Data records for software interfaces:
━━━━

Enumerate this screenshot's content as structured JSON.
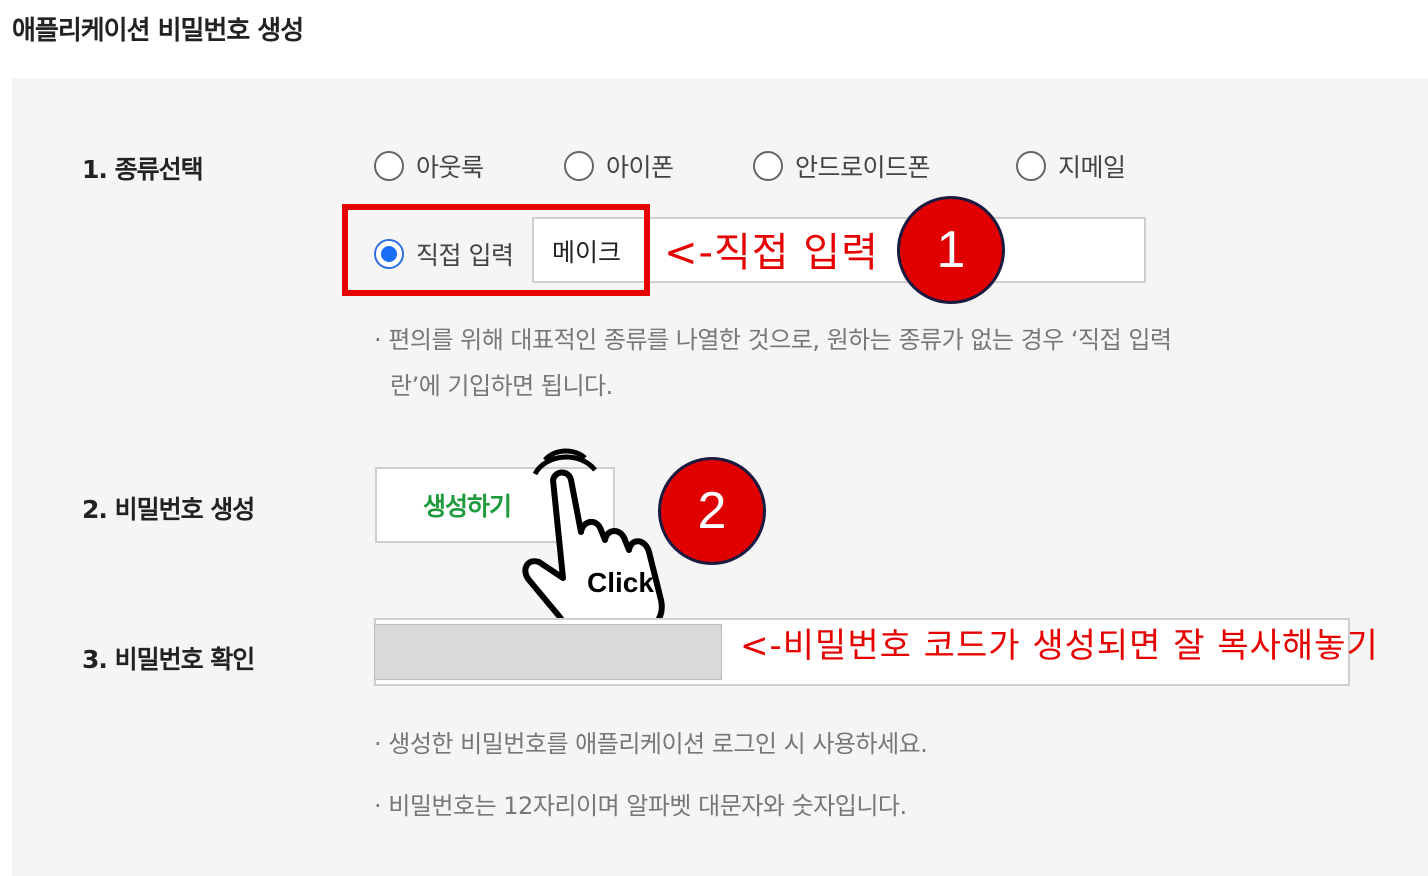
{
  "page": {
    "title": "애플리케이션 비밀번호 생성"
  },
  "type_select": {
    "label": "1. 종류선택",
    "options": [
      "아웃룩",
      "아이폰",
      "안드로이드폰",
      "지메일"
    ],
    "custom_option": "직접 입력",
    "custom_value": "메이크",
    "note_line1": "· 편의를 위해 대표적인 종류를 나열한 것으로, 원하는 종류가 없는 경우 ‘직접 입력",
    "note_line2": "란’에 기입하면 됩니다."
  },
  "generate": {
    "label": "2. 비밀번호 생성",
    "button": "생성하기"
  },
  "confirm": {
    "label": "3. 비밀번호 확인",
    "note1": "· 생성한 비밀번호를 애플리케이션 로그인 시 사용하세요.",
    "note2": "· 비밀번호는 12자리이며 알파벳 대문자와 숫자입니다."
  },
  "annotations": {
    "step1_text": "<-직접 입력",
    "step1_number": "1",
    "step2_number": "2",
    "click_text": "Click",
    "copy_text": "<-비밀번호 코드가 생성되면 잘 복사해놓기"
  },
  "colors": {
    "accent_red": "#e60000",
    "radio_blue": "#1a6df5",
    "button_green": "#1f9a3c",
    "panel_bg": "#f5f5f5"
  }
}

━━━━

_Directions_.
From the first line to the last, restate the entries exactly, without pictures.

_Answer to the exercise_.
Enumerate this screenshot's content as structured JSON.
{
  "page": {
    "title": "애플리케이션 비밀번호 생성"
  },
  "type_select": {
    "label": "1. 종류선택",
    "options": [
      "아웃룩",
      "아이폰",
      "안드로이드폰",
      "지메일"
    ],
    "custom_option": "직접 입력",
    "custom_value": "메이크",
    "note_line1": "· 편의를 위해 대표적인 종류를 나열한 것으로, 원하는 종류가 없는 경우 ‘직접 입력",
    "note_line2": "란’에 기입하면 됩니다."
  },
  "generate": {
    "label": "2. 비밀번호 생성",
    "button": "생성하기"
  },
  "confirm": {
    "label": "3. 비밀번호 확인",
    "note1": "· 생성한 비밀번호를 애플리케이션 로그인 시 사용하세요.",
    "note2": "· 비밀번호는 12자리이며 알파벳 대문자와 숫자입니다."
  },
  "annotations": {
    "step1_text": "<-직접 입력",
    "step1_number": "1",
    "step2_number": "2",
    "click_text": "Click",
    "copy_text": "<-비밀번호 코드가 생성되면 잘 복사해놓기"
  },
  "colors": {
    "accent_red": "#e60000",
    "radio_blue": "#1a6df5",
    "button_green": "#1f9a3c",
    "panel_bg": "#f5f5f5"
  }
}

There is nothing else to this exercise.